Fifty years ago, a Saturn V rocket carrying the Apollo 11 mission modules, loaded with some of the most advanced technology the world had ever seen, rolled out to the launch pad at the Kennedy Space Center in Florida. On July 16, 1969, Apollo 11 launched using a Saturn V rocket on a trip to the moon. On 20 July that same year, an estimated 650 million people watched Armstrong’s televised image and heard his voice describe the event as he took “… one small step for a man, one giant leap for mankind”…
For many, the moon landing was the most spectacular event of the century. It was the result of decades of research by engineers, scientists and technologists in many countries, including Britain’s William Congreve, Russia’s Sergei Korosec and Germany’s Wernher von Braun.

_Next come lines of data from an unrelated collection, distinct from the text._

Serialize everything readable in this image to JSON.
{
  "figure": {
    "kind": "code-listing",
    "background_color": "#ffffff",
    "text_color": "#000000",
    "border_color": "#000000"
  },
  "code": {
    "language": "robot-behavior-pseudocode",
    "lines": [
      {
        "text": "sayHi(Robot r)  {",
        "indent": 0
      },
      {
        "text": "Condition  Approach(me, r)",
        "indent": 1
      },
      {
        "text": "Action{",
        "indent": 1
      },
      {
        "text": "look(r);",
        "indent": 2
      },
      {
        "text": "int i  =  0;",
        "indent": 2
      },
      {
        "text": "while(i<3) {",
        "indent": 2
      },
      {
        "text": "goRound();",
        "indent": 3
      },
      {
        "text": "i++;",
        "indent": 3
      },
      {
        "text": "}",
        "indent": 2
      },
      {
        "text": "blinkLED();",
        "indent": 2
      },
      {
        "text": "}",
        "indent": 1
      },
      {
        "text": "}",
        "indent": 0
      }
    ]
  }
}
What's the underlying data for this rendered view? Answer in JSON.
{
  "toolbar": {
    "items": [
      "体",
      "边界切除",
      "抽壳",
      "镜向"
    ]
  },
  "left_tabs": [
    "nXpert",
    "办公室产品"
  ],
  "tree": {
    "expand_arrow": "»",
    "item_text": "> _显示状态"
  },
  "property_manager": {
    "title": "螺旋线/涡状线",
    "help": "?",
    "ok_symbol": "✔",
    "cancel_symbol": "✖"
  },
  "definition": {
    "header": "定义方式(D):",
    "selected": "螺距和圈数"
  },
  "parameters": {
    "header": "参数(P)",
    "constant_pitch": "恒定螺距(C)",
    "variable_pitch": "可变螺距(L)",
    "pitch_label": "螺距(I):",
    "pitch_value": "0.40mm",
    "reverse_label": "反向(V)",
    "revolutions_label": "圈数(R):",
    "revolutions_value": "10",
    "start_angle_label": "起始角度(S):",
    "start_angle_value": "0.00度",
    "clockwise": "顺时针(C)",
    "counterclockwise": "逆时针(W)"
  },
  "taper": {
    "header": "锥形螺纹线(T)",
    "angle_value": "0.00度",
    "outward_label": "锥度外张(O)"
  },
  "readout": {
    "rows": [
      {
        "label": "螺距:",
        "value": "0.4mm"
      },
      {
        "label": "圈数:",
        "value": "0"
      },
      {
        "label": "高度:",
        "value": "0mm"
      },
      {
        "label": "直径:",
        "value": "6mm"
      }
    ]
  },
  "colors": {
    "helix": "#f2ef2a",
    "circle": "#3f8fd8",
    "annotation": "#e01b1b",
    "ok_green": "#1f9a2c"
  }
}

Many Apollo-era innovations are now mainstream, including cordless gadgets, scratch-resistant lenses, memory foam and liquid-cooled garments for race drivers and firefighters. Apollo also pioneered the laser as an instrument to measure the actual distance between the moon and the earth. Lasers are now integral in carbon fibre communication cables, colour printers and missile guidance systems. Whilst the use of high-energy lasers for military use is still experimental, industrial cutting lasers are becoming increasingly commonplace.